_WORK REQUEST_. Scan the data below for the string "this". Copy every line where it appears.

+---+

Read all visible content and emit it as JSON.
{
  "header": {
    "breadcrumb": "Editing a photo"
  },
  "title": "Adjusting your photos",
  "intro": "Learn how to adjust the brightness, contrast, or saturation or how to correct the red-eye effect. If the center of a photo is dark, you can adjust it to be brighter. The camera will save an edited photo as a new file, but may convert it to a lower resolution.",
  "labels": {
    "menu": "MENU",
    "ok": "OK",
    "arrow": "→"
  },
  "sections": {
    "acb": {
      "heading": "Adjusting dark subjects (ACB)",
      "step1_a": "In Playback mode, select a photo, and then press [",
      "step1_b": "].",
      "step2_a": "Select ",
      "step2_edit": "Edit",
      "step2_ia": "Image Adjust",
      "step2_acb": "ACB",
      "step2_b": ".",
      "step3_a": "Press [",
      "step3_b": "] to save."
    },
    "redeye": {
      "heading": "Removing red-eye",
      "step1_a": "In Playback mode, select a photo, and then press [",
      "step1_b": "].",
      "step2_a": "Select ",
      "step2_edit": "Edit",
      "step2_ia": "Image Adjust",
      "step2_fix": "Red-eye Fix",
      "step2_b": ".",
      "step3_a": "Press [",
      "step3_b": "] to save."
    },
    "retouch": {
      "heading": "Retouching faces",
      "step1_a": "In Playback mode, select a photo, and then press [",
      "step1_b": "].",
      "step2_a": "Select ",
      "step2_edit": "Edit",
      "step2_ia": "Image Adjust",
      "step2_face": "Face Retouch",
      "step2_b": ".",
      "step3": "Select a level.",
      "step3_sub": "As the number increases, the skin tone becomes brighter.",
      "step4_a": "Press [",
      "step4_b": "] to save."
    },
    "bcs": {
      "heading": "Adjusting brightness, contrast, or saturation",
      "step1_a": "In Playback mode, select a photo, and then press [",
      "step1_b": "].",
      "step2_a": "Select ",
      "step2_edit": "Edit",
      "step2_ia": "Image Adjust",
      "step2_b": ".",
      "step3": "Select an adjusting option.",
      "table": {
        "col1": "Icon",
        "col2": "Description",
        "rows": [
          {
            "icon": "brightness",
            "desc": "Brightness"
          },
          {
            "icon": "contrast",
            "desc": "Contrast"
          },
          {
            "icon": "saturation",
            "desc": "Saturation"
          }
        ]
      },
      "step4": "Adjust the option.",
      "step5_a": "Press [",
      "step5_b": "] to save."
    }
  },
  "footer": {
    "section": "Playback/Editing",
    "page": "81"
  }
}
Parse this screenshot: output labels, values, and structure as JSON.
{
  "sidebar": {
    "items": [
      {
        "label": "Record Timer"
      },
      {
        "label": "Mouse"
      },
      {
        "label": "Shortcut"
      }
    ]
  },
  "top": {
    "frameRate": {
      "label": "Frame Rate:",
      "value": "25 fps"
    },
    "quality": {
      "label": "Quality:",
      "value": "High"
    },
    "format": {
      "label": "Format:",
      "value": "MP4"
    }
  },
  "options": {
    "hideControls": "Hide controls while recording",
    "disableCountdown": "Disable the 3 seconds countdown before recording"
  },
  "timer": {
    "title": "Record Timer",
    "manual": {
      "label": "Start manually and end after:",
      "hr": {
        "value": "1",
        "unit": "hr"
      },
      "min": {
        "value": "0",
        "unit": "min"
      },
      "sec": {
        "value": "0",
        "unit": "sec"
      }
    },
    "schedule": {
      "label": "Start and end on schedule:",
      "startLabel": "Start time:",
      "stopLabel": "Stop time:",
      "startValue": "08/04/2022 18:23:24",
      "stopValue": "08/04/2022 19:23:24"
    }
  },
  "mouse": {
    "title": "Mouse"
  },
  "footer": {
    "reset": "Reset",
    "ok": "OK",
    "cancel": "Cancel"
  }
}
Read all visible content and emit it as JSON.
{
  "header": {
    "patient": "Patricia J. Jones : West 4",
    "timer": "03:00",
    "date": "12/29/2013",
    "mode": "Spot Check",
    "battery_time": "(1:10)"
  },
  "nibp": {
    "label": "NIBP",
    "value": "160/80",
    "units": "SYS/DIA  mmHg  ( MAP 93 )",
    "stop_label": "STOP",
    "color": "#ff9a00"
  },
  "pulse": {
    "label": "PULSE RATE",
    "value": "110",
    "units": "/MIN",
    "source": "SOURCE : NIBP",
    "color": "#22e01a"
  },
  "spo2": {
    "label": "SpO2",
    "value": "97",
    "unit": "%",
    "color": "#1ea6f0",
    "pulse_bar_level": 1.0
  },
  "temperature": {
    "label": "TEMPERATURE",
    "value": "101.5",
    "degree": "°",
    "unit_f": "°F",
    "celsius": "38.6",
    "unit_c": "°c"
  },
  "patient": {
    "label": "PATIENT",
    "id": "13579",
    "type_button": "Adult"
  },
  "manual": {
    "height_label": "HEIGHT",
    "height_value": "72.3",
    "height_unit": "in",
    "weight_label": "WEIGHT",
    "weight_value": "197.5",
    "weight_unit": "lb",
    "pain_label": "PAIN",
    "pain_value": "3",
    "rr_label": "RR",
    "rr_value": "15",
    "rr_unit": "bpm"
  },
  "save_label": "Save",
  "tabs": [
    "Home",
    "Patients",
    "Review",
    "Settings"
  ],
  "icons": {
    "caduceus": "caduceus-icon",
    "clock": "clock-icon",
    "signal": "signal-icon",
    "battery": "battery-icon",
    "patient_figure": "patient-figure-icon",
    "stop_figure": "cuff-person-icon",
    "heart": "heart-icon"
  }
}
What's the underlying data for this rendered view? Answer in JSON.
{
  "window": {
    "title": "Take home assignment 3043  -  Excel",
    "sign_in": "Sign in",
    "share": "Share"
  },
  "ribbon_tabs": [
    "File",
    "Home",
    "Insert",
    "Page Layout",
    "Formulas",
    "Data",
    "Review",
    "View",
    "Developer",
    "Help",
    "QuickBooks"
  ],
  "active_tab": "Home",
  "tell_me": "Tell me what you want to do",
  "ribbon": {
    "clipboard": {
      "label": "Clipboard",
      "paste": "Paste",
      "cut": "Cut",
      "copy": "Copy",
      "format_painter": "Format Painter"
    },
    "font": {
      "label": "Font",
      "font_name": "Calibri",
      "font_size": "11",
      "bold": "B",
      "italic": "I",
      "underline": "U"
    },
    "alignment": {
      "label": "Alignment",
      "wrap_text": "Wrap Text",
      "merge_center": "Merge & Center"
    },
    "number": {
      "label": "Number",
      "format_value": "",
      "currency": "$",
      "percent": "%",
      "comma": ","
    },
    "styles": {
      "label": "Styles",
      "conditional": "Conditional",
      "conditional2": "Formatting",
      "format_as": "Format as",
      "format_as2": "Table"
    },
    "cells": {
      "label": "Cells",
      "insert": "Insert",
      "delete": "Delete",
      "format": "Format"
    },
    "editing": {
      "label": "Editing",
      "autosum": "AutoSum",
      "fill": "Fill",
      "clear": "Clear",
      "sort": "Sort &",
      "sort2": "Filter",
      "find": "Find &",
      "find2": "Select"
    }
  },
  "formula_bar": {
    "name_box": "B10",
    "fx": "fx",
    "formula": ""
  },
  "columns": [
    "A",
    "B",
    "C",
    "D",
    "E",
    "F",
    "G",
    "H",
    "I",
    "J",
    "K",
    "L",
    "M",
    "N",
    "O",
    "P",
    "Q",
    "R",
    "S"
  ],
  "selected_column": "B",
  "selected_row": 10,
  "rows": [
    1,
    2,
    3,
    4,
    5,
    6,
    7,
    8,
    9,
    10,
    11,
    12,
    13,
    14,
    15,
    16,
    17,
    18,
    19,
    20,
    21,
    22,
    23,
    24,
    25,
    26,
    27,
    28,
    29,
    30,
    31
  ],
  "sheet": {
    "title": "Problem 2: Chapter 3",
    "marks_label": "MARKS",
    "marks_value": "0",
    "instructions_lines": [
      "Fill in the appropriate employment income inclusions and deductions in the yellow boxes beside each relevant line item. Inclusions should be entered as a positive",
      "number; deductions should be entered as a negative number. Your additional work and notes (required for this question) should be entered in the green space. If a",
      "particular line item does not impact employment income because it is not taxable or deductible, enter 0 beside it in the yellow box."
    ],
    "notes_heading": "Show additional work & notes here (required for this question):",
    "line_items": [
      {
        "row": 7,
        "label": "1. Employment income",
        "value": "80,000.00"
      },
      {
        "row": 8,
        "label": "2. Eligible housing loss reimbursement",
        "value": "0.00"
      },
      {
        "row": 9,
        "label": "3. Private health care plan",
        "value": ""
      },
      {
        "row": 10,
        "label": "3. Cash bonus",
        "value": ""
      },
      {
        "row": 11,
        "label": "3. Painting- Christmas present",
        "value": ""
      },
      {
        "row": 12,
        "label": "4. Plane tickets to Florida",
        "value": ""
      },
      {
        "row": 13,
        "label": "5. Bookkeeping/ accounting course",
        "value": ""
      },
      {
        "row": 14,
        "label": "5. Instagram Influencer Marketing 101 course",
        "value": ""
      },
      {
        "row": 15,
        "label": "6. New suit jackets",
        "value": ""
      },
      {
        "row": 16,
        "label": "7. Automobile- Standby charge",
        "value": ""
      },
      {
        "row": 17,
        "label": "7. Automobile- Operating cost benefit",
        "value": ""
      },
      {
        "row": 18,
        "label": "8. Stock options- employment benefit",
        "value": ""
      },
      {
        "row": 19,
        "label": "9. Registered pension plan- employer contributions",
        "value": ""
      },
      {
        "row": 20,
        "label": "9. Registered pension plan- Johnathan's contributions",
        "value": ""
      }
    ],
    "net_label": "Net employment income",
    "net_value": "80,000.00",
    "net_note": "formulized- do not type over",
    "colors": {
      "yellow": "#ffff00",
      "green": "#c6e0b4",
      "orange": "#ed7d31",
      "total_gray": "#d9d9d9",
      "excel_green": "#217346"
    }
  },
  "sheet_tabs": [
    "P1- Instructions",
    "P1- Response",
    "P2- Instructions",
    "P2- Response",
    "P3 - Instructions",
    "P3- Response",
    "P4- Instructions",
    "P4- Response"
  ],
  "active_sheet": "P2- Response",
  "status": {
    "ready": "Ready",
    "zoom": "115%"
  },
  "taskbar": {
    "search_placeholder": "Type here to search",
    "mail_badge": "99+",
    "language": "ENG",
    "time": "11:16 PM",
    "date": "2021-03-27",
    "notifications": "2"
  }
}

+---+

_TASK RESULT_.
Parse this screenshot: output labels, values, and structure as JSON.
What's the underlying data for this rendered view? Answer in JSON.
      "number; deductions should be entered as a negative number. Your additional work and notes (required for this question) should be entered in the green space. If a",
    "notes_heading": "Show additional work & notes here (required for this question):",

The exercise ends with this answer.